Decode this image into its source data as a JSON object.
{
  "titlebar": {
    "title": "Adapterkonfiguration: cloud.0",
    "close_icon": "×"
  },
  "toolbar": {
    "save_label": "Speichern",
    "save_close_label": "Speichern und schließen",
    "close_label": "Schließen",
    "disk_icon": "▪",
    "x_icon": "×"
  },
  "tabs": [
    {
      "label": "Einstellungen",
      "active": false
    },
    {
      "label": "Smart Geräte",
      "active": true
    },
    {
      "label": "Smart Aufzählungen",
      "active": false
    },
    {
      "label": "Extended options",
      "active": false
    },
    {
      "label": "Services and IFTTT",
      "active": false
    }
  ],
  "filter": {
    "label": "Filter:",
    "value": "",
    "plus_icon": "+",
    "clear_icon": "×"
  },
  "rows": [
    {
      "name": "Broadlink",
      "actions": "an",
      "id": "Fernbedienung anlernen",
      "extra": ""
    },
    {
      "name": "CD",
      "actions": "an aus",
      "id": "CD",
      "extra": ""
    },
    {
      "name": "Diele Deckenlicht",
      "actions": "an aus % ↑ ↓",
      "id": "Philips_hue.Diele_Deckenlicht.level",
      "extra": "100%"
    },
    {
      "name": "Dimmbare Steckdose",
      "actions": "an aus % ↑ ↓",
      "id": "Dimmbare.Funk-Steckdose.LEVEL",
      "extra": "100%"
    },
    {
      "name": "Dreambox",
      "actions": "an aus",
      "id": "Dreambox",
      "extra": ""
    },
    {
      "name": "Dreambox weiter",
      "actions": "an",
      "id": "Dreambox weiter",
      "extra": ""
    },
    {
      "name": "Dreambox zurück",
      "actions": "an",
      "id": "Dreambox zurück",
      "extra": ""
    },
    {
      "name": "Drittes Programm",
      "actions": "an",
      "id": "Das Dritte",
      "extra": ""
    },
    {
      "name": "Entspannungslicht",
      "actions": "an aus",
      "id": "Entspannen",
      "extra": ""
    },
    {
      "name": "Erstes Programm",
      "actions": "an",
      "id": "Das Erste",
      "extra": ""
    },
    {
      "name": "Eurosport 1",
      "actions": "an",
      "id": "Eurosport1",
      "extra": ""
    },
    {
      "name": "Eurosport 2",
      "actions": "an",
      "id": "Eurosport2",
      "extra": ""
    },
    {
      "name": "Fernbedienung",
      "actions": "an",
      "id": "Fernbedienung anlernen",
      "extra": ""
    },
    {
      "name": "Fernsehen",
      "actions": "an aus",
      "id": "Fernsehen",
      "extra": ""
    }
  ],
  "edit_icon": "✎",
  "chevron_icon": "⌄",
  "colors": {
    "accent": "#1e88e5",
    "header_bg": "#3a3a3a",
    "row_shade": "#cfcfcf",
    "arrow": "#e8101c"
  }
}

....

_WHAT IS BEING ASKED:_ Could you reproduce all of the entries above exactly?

_EXERCISE ANSWER:_
Decode this image into its source data as a JSON object.
{
  "titlebar": {
    "title": "Adapterkonfiguration: cloud.0",
    "close_icon": "×"
  },
  "toolbar": {
    "save_label": "Speichern",
    "save_close_label": "Speichern und schließen",
    "close_label": "Schließen",
    "disk_icon": "▪",
    "x_icon": "×"
  },
  "tabs": [
    {
      "label": "Einstellungen",
      "active": false
    },
    {
      "label": "Smart Geräte",
      "active": true
    },
    {
      "label": "Smart Aufzählungen",
      "active": false
    },
    {
      "label": "Extended options",
      "active": false
    },
    {
      "label": "Services and IFTTT",
      "active": false
    }
  ],
  "filter": {
    "label": "Filter:",
    "value": "",
    "plus_icon": "+",
    "clear_icon": "×"
  },
  "rows": [
    {
      "name": "Broadlink",
      "actions": "an",
      "id": "Fernbedienung anlernen",
      "extra": ""
    },
    {
      "name": "CD",
      "actions": "an aus",
      "id": "CD",
      "extra": ""
    },
    {
      "name": "Diele Deckenlicht",
      "actions": "an aus % ↑ ↓",
      "id": "Philips_hue.Diele_Deckenlicht.level",
      "extra": "100%"
    },
    {
      "name": "Dimmbare Steckdose",
      "actions": "an aus % ↑ ↓",
      "id": "Dimmbare.Funk-Steckdose.LEVEL",
      "extra": "100%"
    },
    {
      "name": "Dreambox",
      "actions": "an aus",
      "id": "Dreambox",
      "extra": ""
    },
    {
      "name": "Dreambox weiter",
      "actions": "an",
      "id": "Dreambox weiter",
      "extra": ""
    },
    {
      "name": "Dreambox zurück",
      "actions": "an",
      "id": "Dreambox zurück",
      "extra": ""
    },
    {
      "name": "Drittes Programm",
      "actions": "an",
      "id": "Das Dritte",
      "extra": ""
    },
    {
      "name": "Entspannungslicht",
      "actions": "an aus",
      "id": "Entspannen",
      "extra": ""
    },
    {
      "name": "Erstes Programm",
      "actions": "an",
      "id": "Das Erste",
      "extra": ""
    },
    {
      "name": "Eurosport 1",
      "actions": "an",
      "id": "Eurosport1",
      "extra": ""
    },
    {
      "name": "Eurosport 2",
      "actions": "an",
      "id": "Eurosport2",
      "extra": ""
    },
    {
      "name": "Fernbedienung",
      "actions": "an",
      "id": "Fernbedienung anlernen",
      "extra": ""
    },
    {
      "name": "Fernsehen",
      "actions": "an aus",
      "id": "Fernsehen",
      "extra": ""
    }
  ],
  "edit_icon": "✎",
  "chevron_icon": "⌄",
  "colors": {
    "accent": "#1e88e5",
    "header_bg": "#3a3a3a",
    "row_shade": "#cfcfcf",
    "arrow": "#e8101c"
  }
}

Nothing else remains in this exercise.